I am not exactly sure if it the jacket is made in forestry cloth or whipcord, as I have never held or seen either up close. But what I do know is that this cruiser is not a standard issue item. Why Filson eliminated this fabric as a standard cruiser option baffles me — they still make shirts out of serge and pants out of whipcord. From what I have been told, they will still make whipcord cruisers in their custom shop for a greater price. Its a great seasonal transition coat, from Summer to Fall and Winter to Spring. This coat will definitely be a new daily driver for me from city to forest. And as much as I really like this coat, the search for these kind of pieces never ever really ends!
6 thoughts on “Guest Report: Vintage Filson Cruiser Jacket”

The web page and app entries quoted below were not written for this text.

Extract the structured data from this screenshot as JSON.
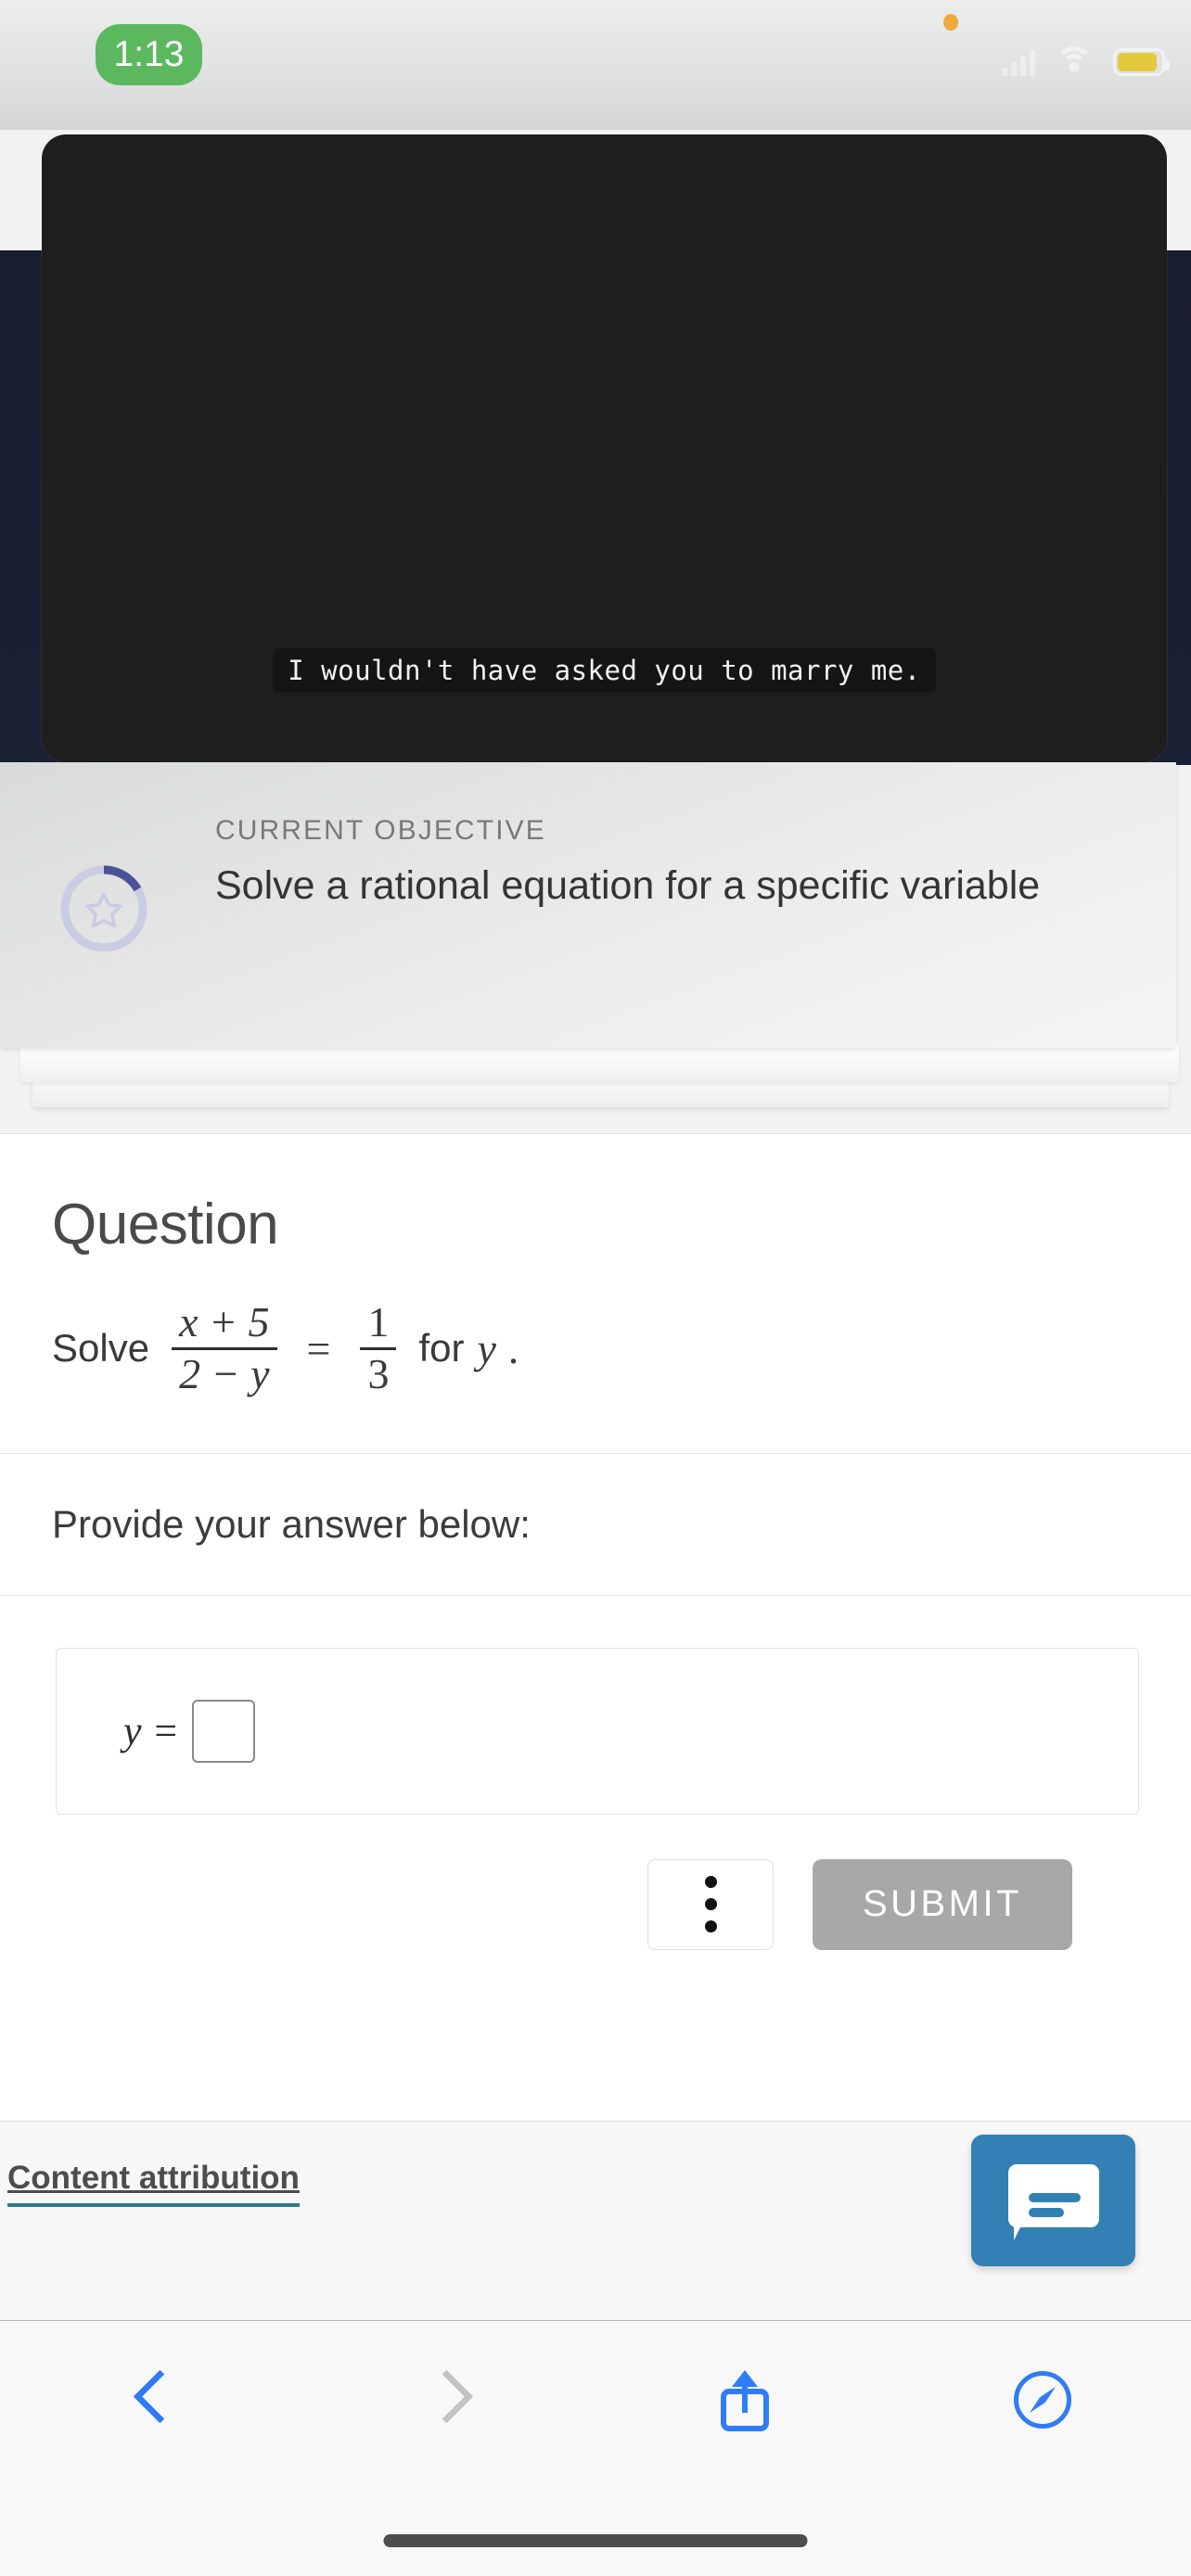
{
  "status_bar": {
    "time": "1:13",
    "time_pill_color": "#5cb85f",
    "privacy_dot_color": "#f0a93c",
    "battery_color": "#e3ca3c",
    "icons": [
      "privacy-dot",
      "cellular-signal",
      "wifi",
      "battery-low-power"
    ]
  },
  "video_player": {
    "caption": "I wouldn't have asked you to marry me.",
    "background_color": "#1e1e1e"
  },
  "objective": {
    "label": "CURRENT OBJECTIVE",
    "title": "Solve a rational equation for a specific variable",
    "ring_track_color": "#c9cce2",
    "ring_progress_color": "#4b5196",
    "icon": "star-outline-icon"
  },
  "question": {
    "heading": "Question",
    "prompt_prefix": "Solve",
    "fraction_left": {
      "numerator": "x + 5",
      "denominator": "2 − y"
    },
    "equals": "=",
    "fraction_right": {
      "numerator": "1",
      "denominator": "3"
    },
    "prompt_suffix": "for",
    "variable": "y",
    "period": "."
  },
  "answer_section": {
    "prompt": "Provide your answer below:",
    "variable_label": "y =",
    "input_value": "",
    "input_placeholder": ""
  },
  "actions": {
    "more_options_label": "",
    "more_options_icon": "kebab-menu-icon",
    "submit_label": "SUBMIT",
    "submit_enabled": false,
    "submit_color": "#a8a8a8"
  },
  "footer": {
    "attribution_label": "Content attribution",
    "attribution_underline_color": "#2b7a8c",
    "chat_button_color": "#3380b5",
    "chat_button_icon": "chat-bubble-icon"
  },
  "browser_toolbar": {
    "back_label": "",
    "forward_label": "",
    "share_label": "",
    "tabs_label": "",
    "back_enabled": true,
    "forward_enabled": false,
    "accent_color": "#2f7cf6",
    "disabled_color": "#c3c3c3"
  }
}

Rokit is offering a Forestry Cloth cruiser, size 44. I’ve had my eye on it for a while, but even though I typically wear size L/44, this is cut very full and would fit me like a potato sack. At the current exchange rate, it looks like about $40 US plus shipping, a steal.
Army Green ‘Filson’ Jacket

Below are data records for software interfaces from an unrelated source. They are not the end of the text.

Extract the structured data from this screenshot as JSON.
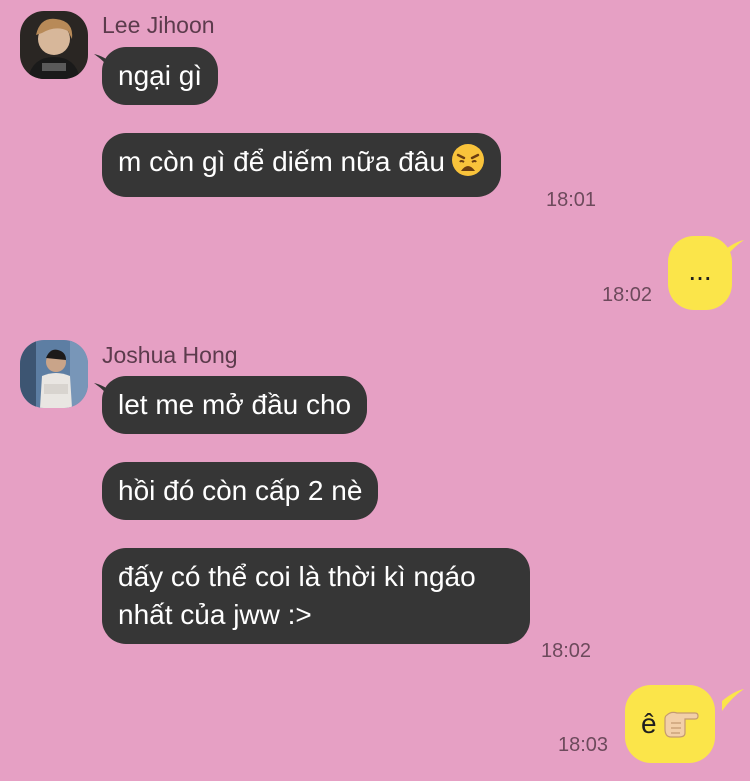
{
  "colors": {
    "background": "#e6a0c4",
    "incoming_bubble": "#363636",
    "outgoing_bubble": "#fbe54a"
  },
  "groups": [
    {
      "sender": "Lee Jihoon",
      "messages": [
        "ngại gì",
        "m còn gì để diếm nữa đâu"
      ],
      "time": "18:01",
      "emoji": "weary-face-icon"
    },
    {
      "outgoing": true,
      "messages": [
        "..."
      ],
      "time": "18:02"
    },
    {
      "sender": "Joshua Hong",
      "messages": [
        "let me mở đầu cho",
        "hồi đó còn cấp 2 nè",
        "đấy có thể coi là thời kì ngáo nhất của jww :>"
      ],
      "time": "18:02"
    },
    {
      "outgoing": true,
      "messages": [
        "ê"
      ],
      "time": "18:03",
      "emoji": "pointing-hand-icon"
    }
  ]
}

The fabric is usually called ‘whipcord.’ Filson still sells pants in this fabric.
The jacket is wool serge, not whipcord, which has more of a ribbed, hard diagonal surface. I own both worsted and whipcord garments from Filson. And yes, Filson still offers several garments for sale in whipcord.
The jacket pictures to me does not appear whipcord but more than likely Forestry Cloth (style 16) aka the Alaskan Tuxedo. The fabric is a bit heavier than the worsted wools they primarily made trousers out of in the 70’s and 80’s. There are a couple iterations of Forestry Cloth with some having a more melton like feel. (Most jackets of this type have a circular stamp on the inside in yellow.) They are great jackets… I have a few and a few of the whipcord which are also nice but I prefer the Forestry Cloth iterations and many of the whipcord version have no button closures (style 175 I think). They are easy however to let the sleeves out due to this. (I am taller also and have made a couple into extra longs in the sleeve). Lastly, the combo of snaps and tagging to me suggest a late 50’s to late 60’s date as you have noted.
I HAVE JUST SCENE ONE OF THESE EXACT JACKTS IN AN SF RESALE SHOP IN CALI WAY TOO BIG FOR ME (TOO BAD) BUT I WAS IN LOVE WITH THE COLOR AND WEIGHT
GREAT FIND… I WILL CONTINUE TO LOOK FOR A 38.